_TASK TO COMPLETE_: Tally the lines below that contain "JSON" and reply with only the tally.

Excerpts from an interface dataset:
Content starts
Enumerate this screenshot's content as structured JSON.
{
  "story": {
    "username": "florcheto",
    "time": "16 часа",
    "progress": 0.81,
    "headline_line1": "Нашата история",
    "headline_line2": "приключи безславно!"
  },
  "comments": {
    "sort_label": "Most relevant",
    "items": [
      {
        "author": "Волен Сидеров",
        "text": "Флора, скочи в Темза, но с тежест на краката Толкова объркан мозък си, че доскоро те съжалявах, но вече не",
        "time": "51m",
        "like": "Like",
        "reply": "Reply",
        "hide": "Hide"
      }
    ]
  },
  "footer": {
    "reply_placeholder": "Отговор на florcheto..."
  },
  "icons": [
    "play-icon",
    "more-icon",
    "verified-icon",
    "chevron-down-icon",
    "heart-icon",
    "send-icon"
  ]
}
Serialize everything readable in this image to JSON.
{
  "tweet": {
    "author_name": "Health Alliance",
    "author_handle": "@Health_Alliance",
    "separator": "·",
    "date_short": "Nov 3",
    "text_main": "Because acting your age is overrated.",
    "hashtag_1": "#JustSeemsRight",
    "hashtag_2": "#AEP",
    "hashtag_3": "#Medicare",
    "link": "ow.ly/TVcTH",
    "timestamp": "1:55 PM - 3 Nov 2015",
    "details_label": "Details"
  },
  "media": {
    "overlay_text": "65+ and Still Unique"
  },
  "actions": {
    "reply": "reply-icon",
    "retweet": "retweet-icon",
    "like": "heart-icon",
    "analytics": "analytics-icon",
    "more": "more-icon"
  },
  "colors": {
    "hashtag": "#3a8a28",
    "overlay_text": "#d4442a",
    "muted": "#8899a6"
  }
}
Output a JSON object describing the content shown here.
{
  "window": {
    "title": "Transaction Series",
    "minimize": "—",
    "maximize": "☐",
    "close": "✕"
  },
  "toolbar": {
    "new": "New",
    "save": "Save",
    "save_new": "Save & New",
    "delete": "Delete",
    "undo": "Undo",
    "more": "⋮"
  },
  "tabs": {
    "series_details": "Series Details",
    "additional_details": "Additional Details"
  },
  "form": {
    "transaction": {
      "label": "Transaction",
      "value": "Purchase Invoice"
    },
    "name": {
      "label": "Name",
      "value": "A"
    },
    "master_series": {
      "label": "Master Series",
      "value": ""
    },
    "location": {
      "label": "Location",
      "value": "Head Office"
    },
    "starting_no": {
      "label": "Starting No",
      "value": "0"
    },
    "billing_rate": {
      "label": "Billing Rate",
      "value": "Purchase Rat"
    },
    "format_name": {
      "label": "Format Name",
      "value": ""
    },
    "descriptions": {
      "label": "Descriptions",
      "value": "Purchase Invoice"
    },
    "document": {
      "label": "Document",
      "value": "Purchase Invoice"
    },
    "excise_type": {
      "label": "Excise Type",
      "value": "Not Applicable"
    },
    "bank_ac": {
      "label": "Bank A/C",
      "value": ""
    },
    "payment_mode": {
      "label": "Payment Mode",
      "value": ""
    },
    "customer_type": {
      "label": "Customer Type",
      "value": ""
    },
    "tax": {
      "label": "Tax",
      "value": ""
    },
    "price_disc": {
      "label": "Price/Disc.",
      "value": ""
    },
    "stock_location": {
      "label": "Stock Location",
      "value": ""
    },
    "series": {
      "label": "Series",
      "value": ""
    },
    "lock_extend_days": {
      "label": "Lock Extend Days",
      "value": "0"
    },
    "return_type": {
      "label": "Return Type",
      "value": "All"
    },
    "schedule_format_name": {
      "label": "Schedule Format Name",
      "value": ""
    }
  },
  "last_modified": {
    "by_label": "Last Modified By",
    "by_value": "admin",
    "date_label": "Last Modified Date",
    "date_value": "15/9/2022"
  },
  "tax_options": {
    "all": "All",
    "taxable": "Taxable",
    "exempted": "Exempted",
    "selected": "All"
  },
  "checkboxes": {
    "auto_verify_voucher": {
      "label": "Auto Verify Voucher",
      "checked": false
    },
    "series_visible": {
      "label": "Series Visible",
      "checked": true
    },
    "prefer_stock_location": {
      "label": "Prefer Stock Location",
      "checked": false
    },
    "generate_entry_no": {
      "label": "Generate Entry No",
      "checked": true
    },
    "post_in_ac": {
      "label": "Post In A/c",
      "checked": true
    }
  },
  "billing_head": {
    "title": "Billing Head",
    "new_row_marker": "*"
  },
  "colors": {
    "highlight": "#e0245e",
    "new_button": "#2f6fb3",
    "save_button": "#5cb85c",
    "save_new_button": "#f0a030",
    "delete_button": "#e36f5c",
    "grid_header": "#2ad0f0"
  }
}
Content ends
_REPLY_: 3